→ Exercise directions
Across the material below, how many lines contain the word "Search"? Give only the number.
Data shown section start
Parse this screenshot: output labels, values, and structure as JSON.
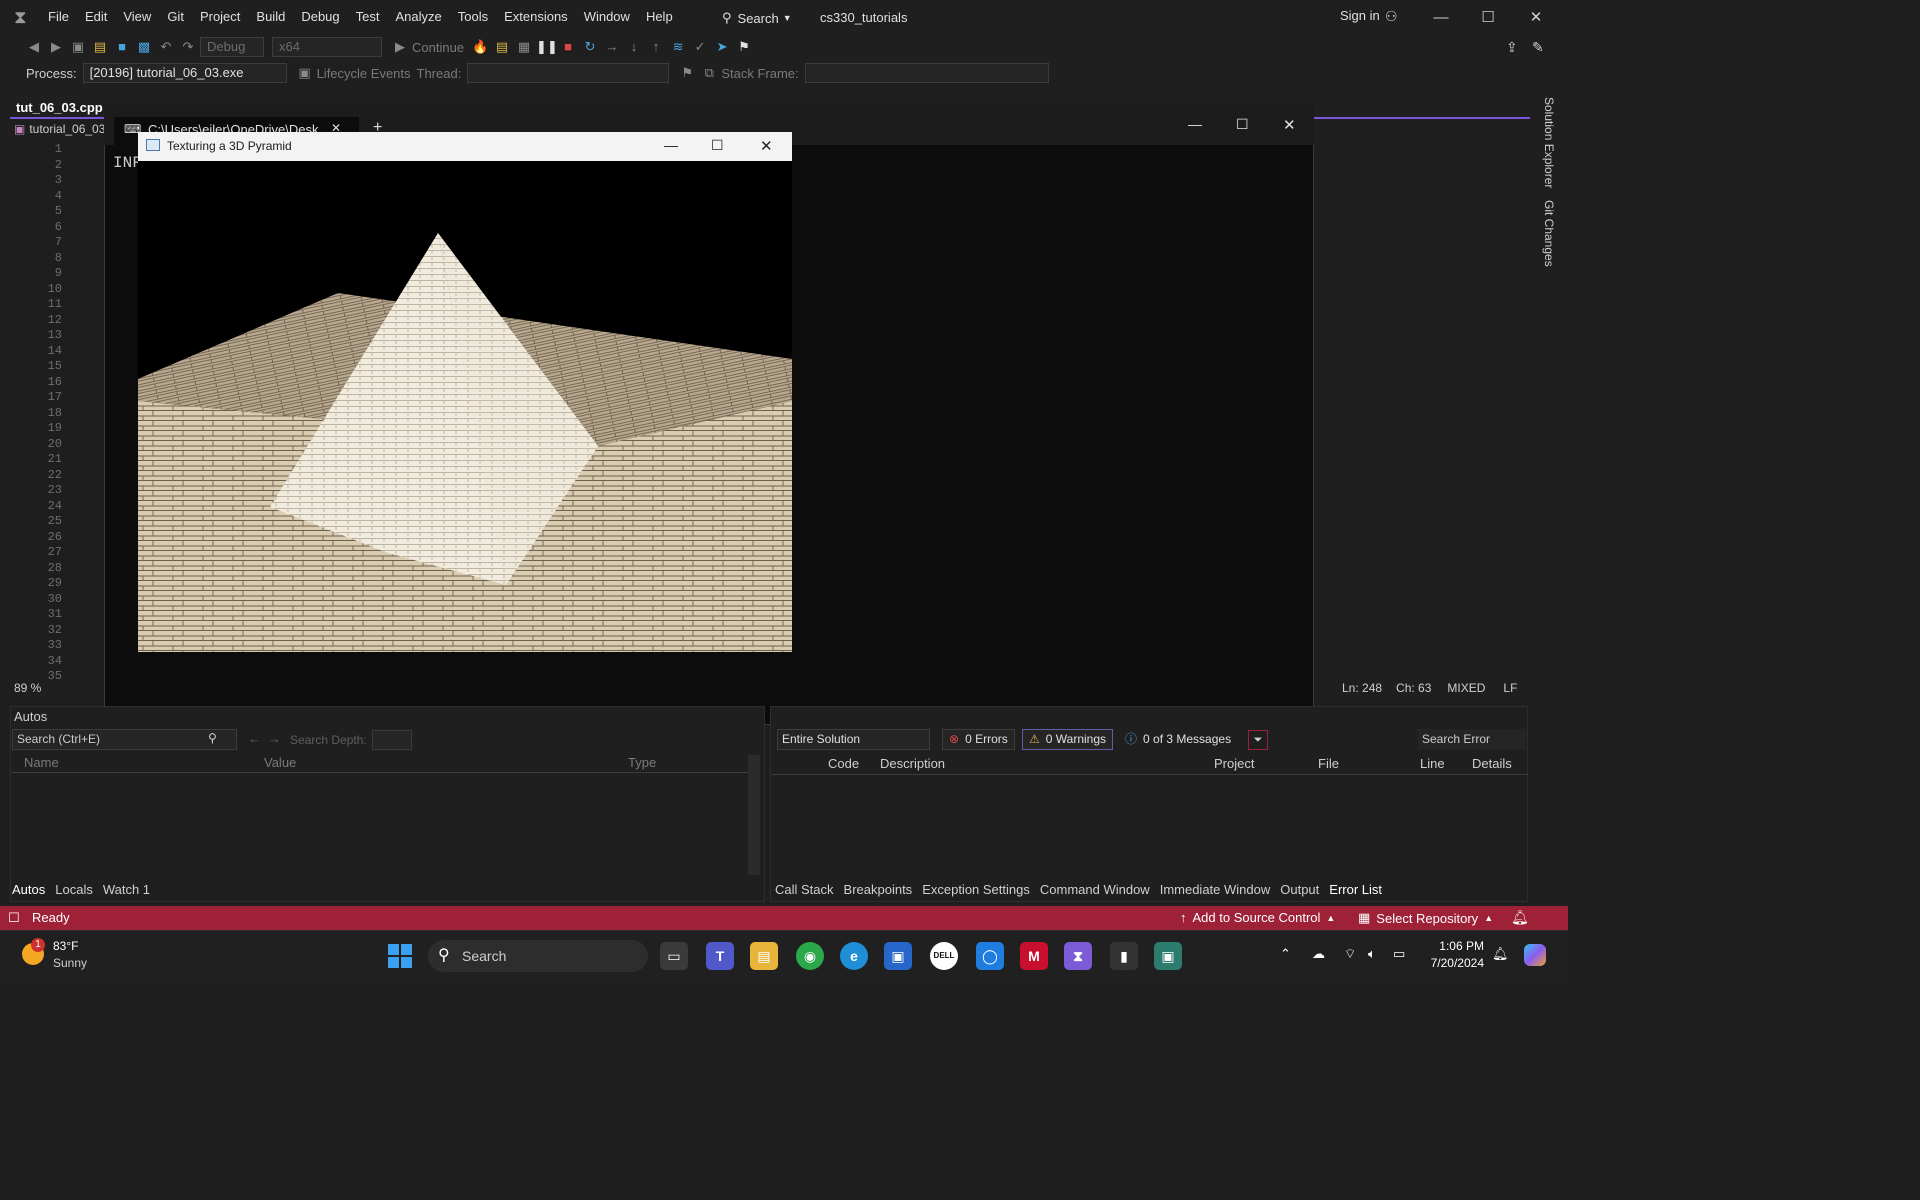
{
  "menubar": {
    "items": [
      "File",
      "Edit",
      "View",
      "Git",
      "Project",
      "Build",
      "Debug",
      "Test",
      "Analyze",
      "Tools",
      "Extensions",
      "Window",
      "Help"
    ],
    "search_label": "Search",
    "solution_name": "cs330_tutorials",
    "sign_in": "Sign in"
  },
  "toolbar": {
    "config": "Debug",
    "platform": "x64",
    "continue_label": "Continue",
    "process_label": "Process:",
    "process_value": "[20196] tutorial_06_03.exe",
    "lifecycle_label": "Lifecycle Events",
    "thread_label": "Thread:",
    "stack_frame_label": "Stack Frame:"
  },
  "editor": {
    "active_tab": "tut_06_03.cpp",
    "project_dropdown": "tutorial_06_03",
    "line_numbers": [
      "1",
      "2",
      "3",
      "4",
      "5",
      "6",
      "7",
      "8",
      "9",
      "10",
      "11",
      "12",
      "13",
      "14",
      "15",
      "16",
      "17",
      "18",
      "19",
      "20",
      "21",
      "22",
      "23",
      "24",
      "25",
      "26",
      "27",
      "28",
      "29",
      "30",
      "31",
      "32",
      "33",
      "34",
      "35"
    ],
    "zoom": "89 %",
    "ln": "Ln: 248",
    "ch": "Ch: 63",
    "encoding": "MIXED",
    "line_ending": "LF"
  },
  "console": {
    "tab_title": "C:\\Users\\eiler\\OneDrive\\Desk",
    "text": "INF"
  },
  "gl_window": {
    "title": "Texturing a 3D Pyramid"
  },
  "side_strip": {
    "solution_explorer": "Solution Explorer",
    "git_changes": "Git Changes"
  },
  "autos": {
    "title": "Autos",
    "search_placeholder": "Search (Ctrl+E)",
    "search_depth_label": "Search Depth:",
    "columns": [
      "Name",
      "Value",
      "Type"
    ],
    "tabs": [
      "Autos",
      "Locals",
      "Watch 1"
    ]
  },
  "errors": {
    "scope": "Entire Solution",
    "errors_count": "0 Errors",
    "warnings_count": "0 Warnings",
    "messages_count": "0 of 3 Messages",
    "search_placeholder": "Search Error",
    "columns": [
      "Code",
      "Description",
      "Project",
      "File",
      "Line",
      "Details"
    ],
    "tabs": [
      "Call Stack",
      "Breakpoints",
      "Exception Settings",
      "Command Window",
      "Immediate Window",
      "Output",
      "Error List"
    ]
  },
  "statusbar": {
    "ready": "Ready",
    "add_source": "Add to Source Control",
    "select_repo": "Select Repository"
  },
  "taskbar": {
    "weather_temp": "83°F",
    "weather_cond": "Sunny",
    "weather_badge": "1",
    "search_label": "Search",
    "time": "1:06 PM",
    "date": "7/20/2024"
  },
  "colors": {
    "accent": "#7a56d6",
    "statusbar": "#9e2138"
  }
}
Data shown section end
→ Task answer
5